CMS prepares for new challenges
One of the world’s largest physics experiments has just had a change in leadership. This is a chance for the collaboration to take stock of the tremendous work done for LS1 and to prepare for the challenges that lie ahead.
From left to right: Kerstin Borras, Tiziano Camporesi and Paris Sphicas.
“The keyword is teamwork. That’s the only way you can effectively manage a large number of extremely talented and motivated people,” says Tiziano Camporesi who took the reins of the CMS collaboration at the beginning of the year. The recipe might seem easier on paper than in practice. However, given his 28 years at CERN, two of which he spent as the head of the DELPHI collaboration, Camporesi has extensive experience in managing large scientific collaborations and success in this respect is well within his reach: “I have learned many lessons from the past and I believe that building consensus is instrumental to successful leadership.”
The CMS collaboration has more than 2,500 participating members from 182 institutions distributed all over the planet.
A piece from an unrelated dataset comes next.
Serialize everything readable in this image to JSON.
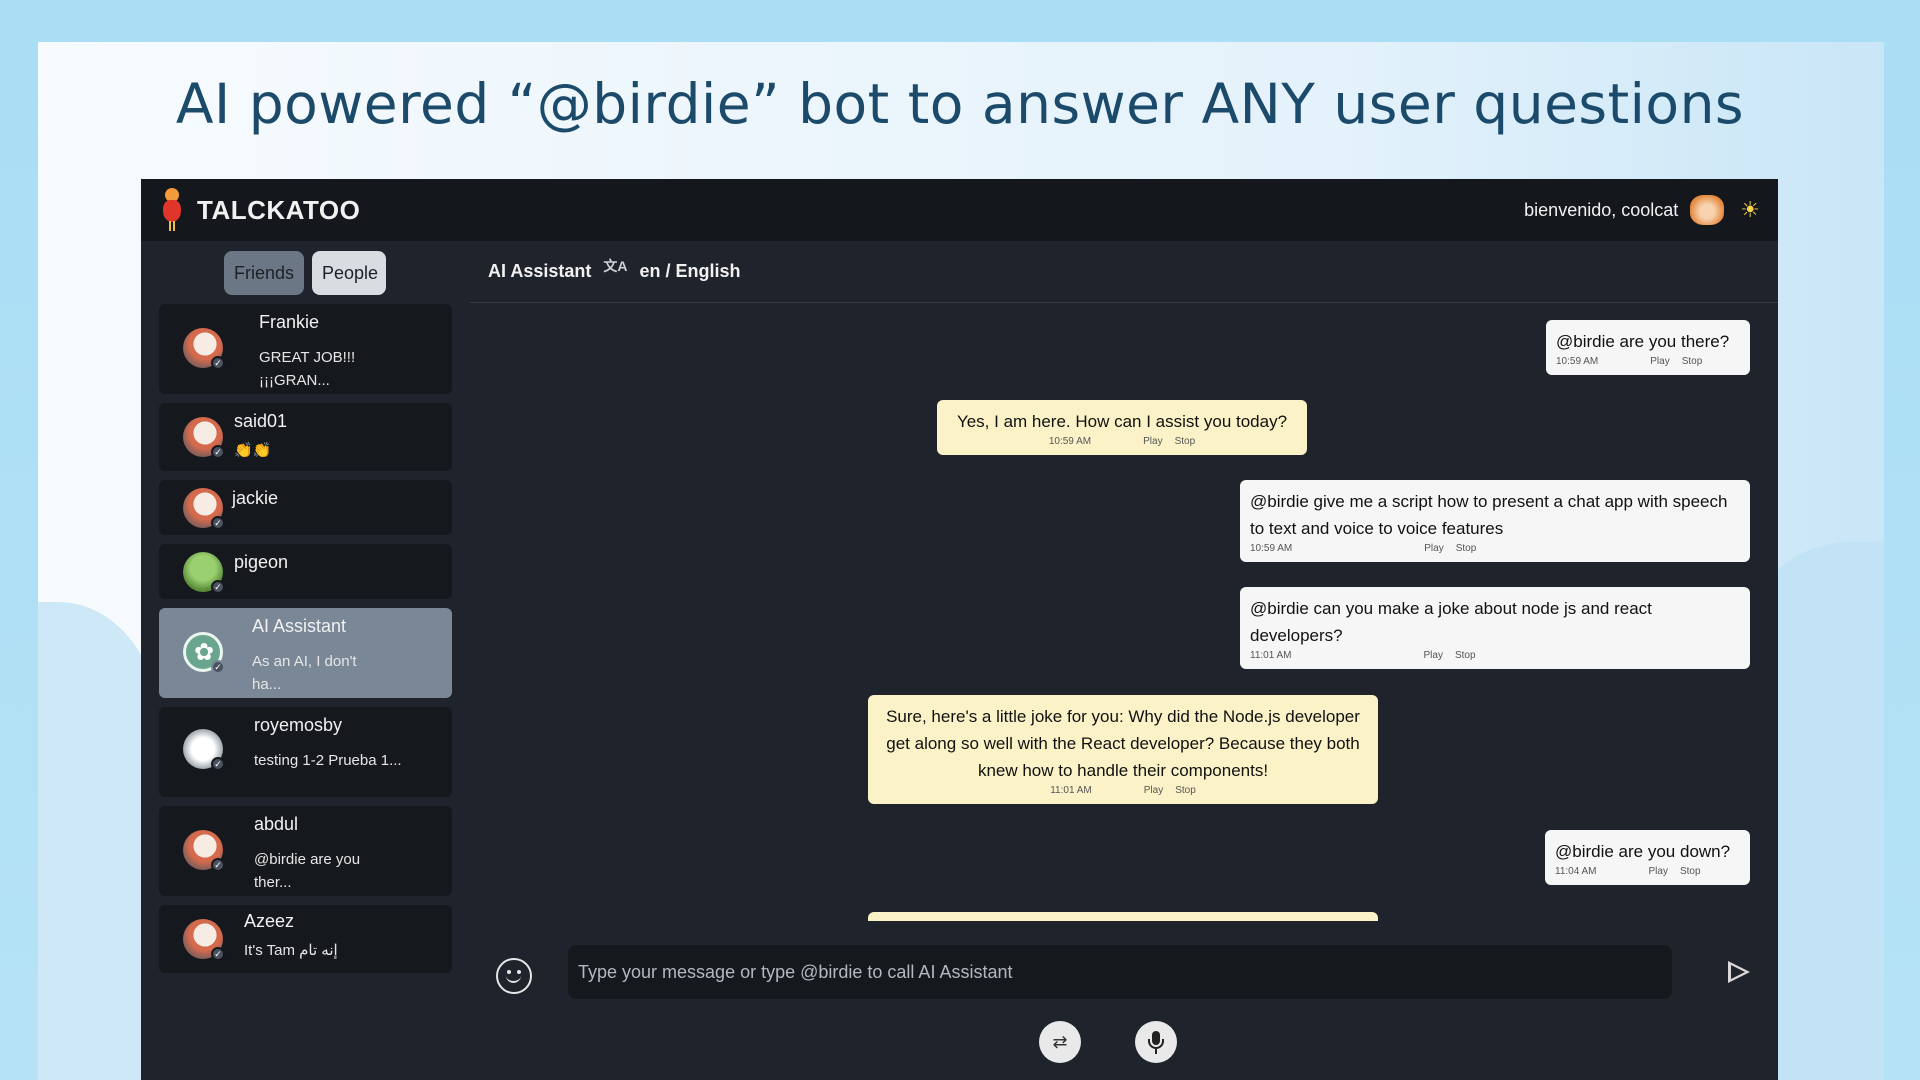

About 30% of the contributions come from the US. New CMS Deputy Spokesperson Paris Sphicas, currently a senior CERN staff physicist and professor at the University of Athens, was working in the US when, in his words, “US physicists started to look east in 1994.” He continues: “Today, CMS is a truly global endeavour. Despite the complexity of the challenges, we have performed extremely well. Now the challenge is to perform at least as well as we have done so far!”
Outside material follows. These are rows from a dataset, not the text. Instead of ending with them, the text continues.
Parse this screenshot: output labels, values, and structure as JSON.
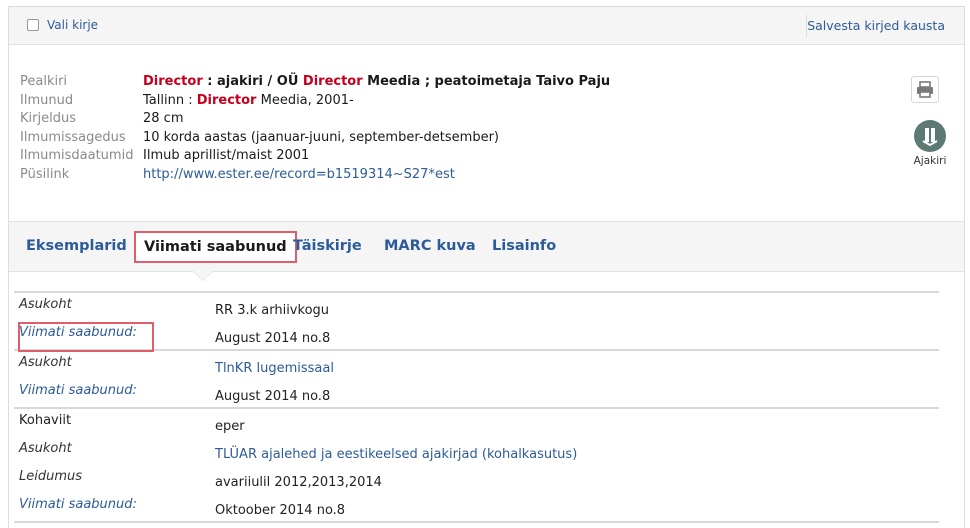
{
  "topbar": {
    "select_label": "Vali kirje",
    "save_label": "Salvesta kirjed kausta"
  },
  "record": {
    "fields": [
      {
        "label": "Pealkiri"
      },
      {
        "label": "Ilmunud"
      },
      {
        "label": "Kirjeldus"
      },
      {
        "label": "Ilmumissagedus"
      },
      {
        "label": "Ilmumisdaatumid"
      },
      {
        "label": "Püsilink"
      }
    ],
    "title_parts": [
      "Director",
      " : ajakiri / OÜ ",
      "Director",
      " Meedia ; peatoimetaja Taivo Paju"
    ],
    "published_parts": [
      "Tallinn : ",
      "Director",
      " Meedia, 2001-"
    ],
    "description": "28 cm",
    "frequency": "10 korda aastas (jaanuar-juuni, september-detsember)",
    "dates": "Ilmub aprillist/maist 2001",
    "permalink": "http://www.ester.ee/record=b1519314~S27*est",
    "highlight_color": "#c3001e"
  },
  "type": {
    "icon": "journal-icon",
    "label": "Ajakiri"
  },
  "tabs": [
    {
      "label": "Eksemplarid"
    },
    {
      "label": "Viimati saabunud"
    },
    {
      "label": "Täiskirje"
    },
    {
      "label": "MARC kuva"
    },
    {
      "label": "Lisainfo"
    }
  ],
  "active_tab": "Viimati saabunud",
  "holdings": [
    {
      "rows": [
        {
          "label": "Asukoht",
          "value": "RR 3.k arhiivkogu"
        },
        {
          "label": "Viimati saabunud:",
          "value": "August 2014 no.8"
        }
      ]
    },
    {
      "rows": [
        {
          "label": "Asukoht",
          "value": "TlnKR lugemissaal"
        },
        {
          "label": "Viimati saabunud:",
          "value": "August 2014 no.8"
        }
      ]
    },
    {
      "rows": [
        {
          "label": "Kohaviit",
          "value": "eper"
        },
        {
          "label": "Asukoht",
          "value": "TLÜAR ajalehed ja eestikeelsed ajakirjad (kohalkasutus)"
        },
        {
          "label": "Leidumus",
          "value": "avariiulil 2012,2013,2014"
        },
        {
          "label": "Viimati saabunud:",
          "value": "Oktoober 2014 no.8"
        }
      ]
    }
  ],
  "colors": {
    "link": "#2c5b99",
    "annotation": "#e05e6a"
  }
}
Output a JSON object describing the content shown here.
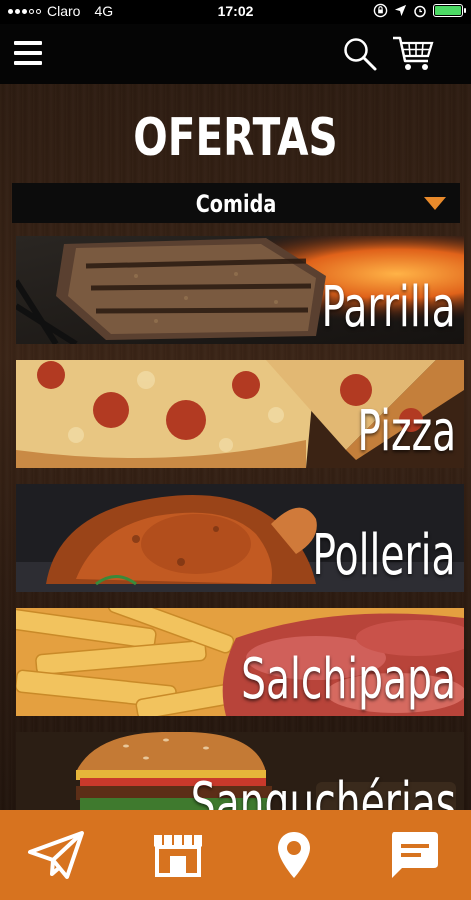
{
  "status_bar": {
    "carrier": "Claro",
    "network": "4G",
    "time": "17:02"
  },
  "header": {
    "menu_icon": "hamburger-menu-icon",
    "search_icon": "search-icon",
    "cart_icon": "shopping-cart-icon"
  },
  "page": {
    "title": "OFERTAS"
  },
  "category_select": {
    "selected": "Comida"
  },
  "categories": [
    {
      "label": "Parrilla"
    },
    {
      "label": "Pizza"
    },
    {
      "label": "Polleria"
    },
    {
      "label": "Salchipapa"
    },
    {
      "label": "Sanguchérias"
    }
  ],
  "bottom_nav": {
    "items": [
      {
        "icon": "send-icon"
      },
      {
        "icon": "store-icon"
      },
      {
        "icon": "location-pin-icon"
      },
      {
        "icon": "chat-icon"
      }
    ]
  },
  "colors": {
    "accent": "#d7731f",
    "dropdown_arrow": "#e98a2b",
    "battery": "#4cd964"
  }
}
During LS1, the CMS experiment has gone through quite a major facelift. “Along with the scheduled repair work, we have improved the muon detection capability by adding new layers to the muon detectors in order to better cover a larger zone,” explains Camporesi. “We have also redesigned our data acquisition system, the trigger system and the offline analysis structure.”
Everything seems ready for the LHC restart scheduled in less than a year’s time. “We already know what we should expect: the new data will be much more difficult to analyse because of the tougher environment characterised by higher energy, increased pile-up of events and multiplicity,” says Kerstin Borras, senior scientist at the DESY laboratory in Germany and new CMS Deputy Spokesperson. “We will have to be much more efficient than we were in the first run. If new physics exists, we expect to be able to see interesting signals already in the first weeks of running.”
Next January, the members of the CMS collaboration will be among the first scientists in the world to look at the most distant universe with a lens never used before. The excitement is tangible but so is the feeling that this is “just” a step towards further development. A large part of the collaboration is already working on the major upgrades that will redesign the CMS detector in preparation for the second phase of the LHC (HL-LHC). “We rely on young people to build the future of the collaboration,” concludes Camporesi. “The very talented young collaborators are our roots. We, the top Management, are replaceable, but they are not.”
Please watch the video interview with the CMS Management by Achintya Rao:
by Antonella Del Rosso